|International Classification||B60S1/08, H05B3/84|
|Cooperative Classification||H05B3/84, H05B1/0236, H05B2203/035, B60H1/00785|
|European Classification||H05B3/84, B60H1/00Y5H|
|May 25, 1999||AS||Assignment|
Owner name: VALEO ELECTRICAL SYSTEMS, INC., MICHIGAN
Free format text: ASSIGNMENT OF ASSIGNORS INTEREST;ASSIGNOR:HOCHSTEIN, PETER A.;REEL/FRAME:009993/0762
Effective date: 19990521
|Oct 13, 2003||FPAY||Fee payment|
Year of fee payment: 4
|Sep 15, 2007||FPAY||Fee payment|
Year of fee payment: 8

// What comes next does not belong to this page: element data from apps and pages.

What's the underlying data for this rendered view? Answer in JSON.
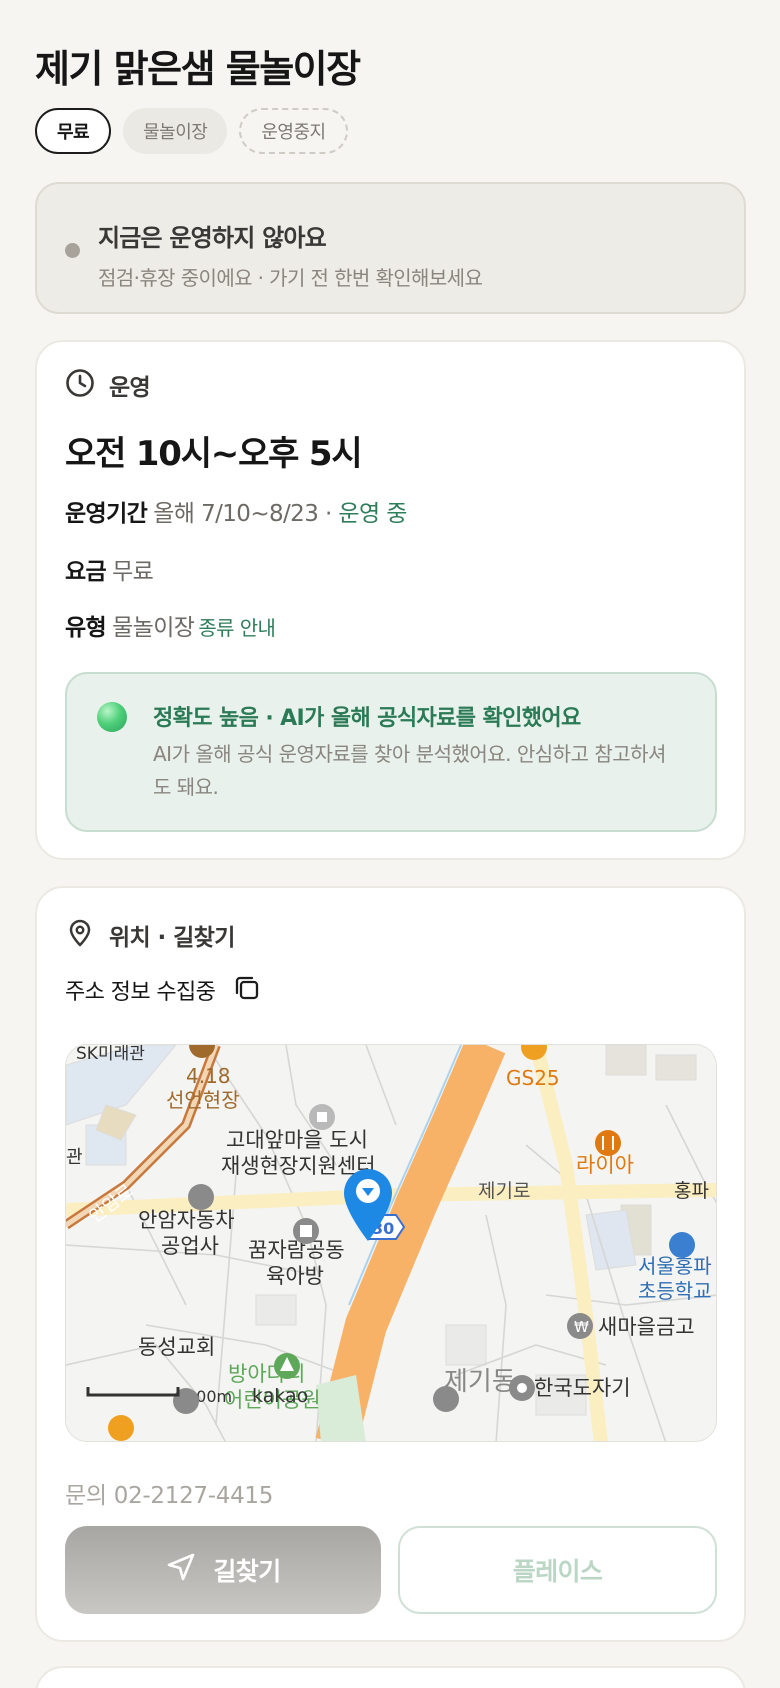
{
  "title": "제기 맑은샘 물놀이장",
  "chips": {
    "free": "무료",
    "type": "물놀이장",
    "status": "운영중지"
  },
  "notice": {
    "title": "지금은 운영하지 않아요",
    "subtitle": "점검·휴장 중이에요 · 가기 전 한번 확인해보세요"
  },
  "hours": {
    "section_label": "운영",
    "time": "오전 10시~오후 5시",
    "period_label": "운영기간",
    "period_value": "올해 7/10~8/23 ·",
    "period_status": "운영 중",
    "fee_label": "요금",
    "fee_value": "무료",
    "type_label": "유형",
    "type_value": "물놀이장",
    "type_link": "종류 안내",
    "accuracy_title": "정확도 높음 · AI가 올해 공식자료를 확인했어요",
    "accuracy_body": "AI가 올해 공식 운영자료를 찾아 분석했어요. 안심하고 참고하셔도 돼요."
  },
  "location": {
    "section_label": "위치 · 길찾기",
    "address": "주소 정보 수집중",
    "map_labels": {
      "sk": "SK미래관",
      "monument_a": "4.18",
      "monument_b": "선언현장",
      "gs25": "GS25",
      "center_a": "고대앞마을 도시",
      "center_b": "재생현장지원센터",
      "raia": "라이아",
      "anamro": "안암로",
      "gwan": "관",
      "jegiro": "제기로",
      "hongpa": "홍파",
      "repair_a": "안암자동차",
      "repair_b": "공업사",
      "nursery_a": "꿈자람공동",
      "nursery_b": "육아방",
      "road_num": "30",
      "school_a": "서울홍파",
      "school_b": "초등학교",
      "bank": "새마을금고",
      "church": "동성교회",
      "park_a": "방아다리",
      "park_b": "어린이공원",
      "district": "제기동",
      "photo": "한국도자기",
      "scale": "100m",
      "brand": "kakao"
    },
    "contact": "문의 02-2127-4415",
    "route_button": "길찾기",
    "place_button": "플레이스"
  },
  "colors": {
    "accent_green": "#2e7d5b",
    "pin_blue": "#1e88e5",
    "road_orange": "#f7b267"
  }
}
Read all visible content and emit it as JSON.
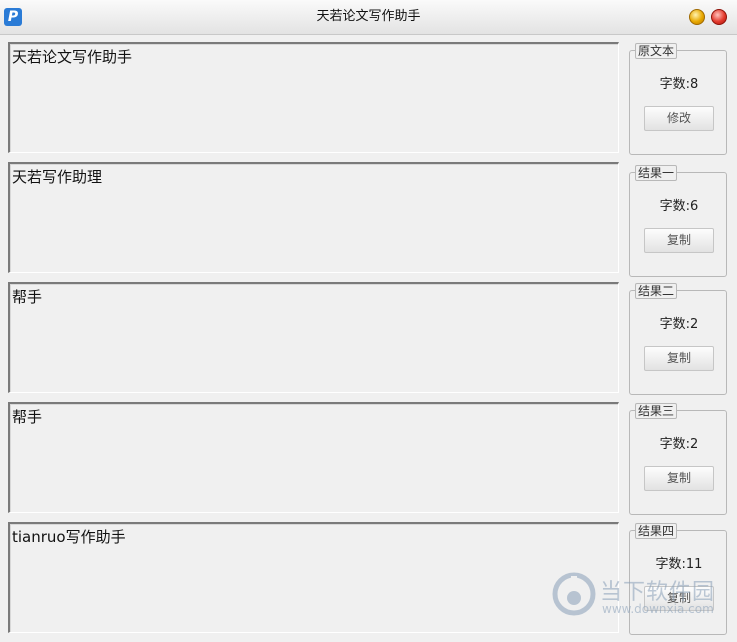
{
  "window": {
    "icon_letter": "P",
    "title": "天若论文写作助手"
  },
  "sections": [
    {
      "text": "天若论文写作助手",
      "legend": "原文本",
      "count": "字数:8",
      "button": "修改"
    },
    {
      "text": "天若写作助理",
      "legend": "结果一",
      "count": "字数:6",
      "button": "复制"
    },
    {
      "text": "帮手",
      "legend": "结果二",
      "count": "字数:2",
      "button": "复制"
    },
    {
      "text": "帮手",
      "legend": "结果三",
      "count": "字数:2",
      "button": "复制"
    },
    {
      "text": "tianruo写作助手",
      "legend": "结果四",
      "count": "字数:11",
      "button": "复制"
    }
  ],
  "watermark": {
    "name": "当下软件园",
    "url": "www.downxia.com"
  }
}
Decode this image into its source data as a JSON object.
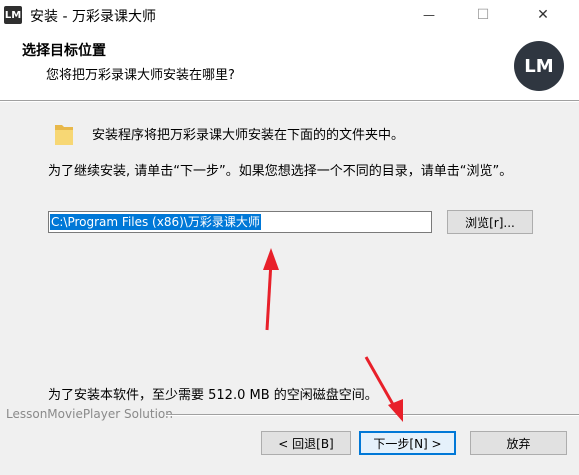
{
  "window": {
    "icon_text": "LM",
    "title": "安装 - 万彩录课大师",
    "min_glyph": "—",
    "max_glyph": "☐",
    "close_glyph": "✕"
  },
  "header": {
    "title": "选择目标位置",
    "subtitle": "您将把万彩录课大师安装在哪里?",
    "logo_text": "LM"
  },
  "body": {
    "intro": "安装程序将把万彩录课大师安装在下面的的文件夹中。",
    "instruction": "为了继续安装, 请单击“下一步”。如果您想选择一个不同的目录，请单击“浏览”。",
    "path_value": "C:\\Program Files (x86)\\万彩录课大师",
    "browse_label": "浏览[r]...",
    "space_required": "为了安装本软件，至少需要 512.0 MB 的空闲磁盘空间。"
  },
  "footer": {
    "brand": "LessonMoviePlayer Solution",
    "back_label": "< 回退[B]",
    "next_label": "下一步[N] >",
    "cancel_label": "放弃"
  },
  "colors": {
    "annotation_arrow": "#e8202a",
    "selection": "#0078d7"
  }
}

|Sep 16, 2011||FPAY||Fee payment|
Year of fee payment: 12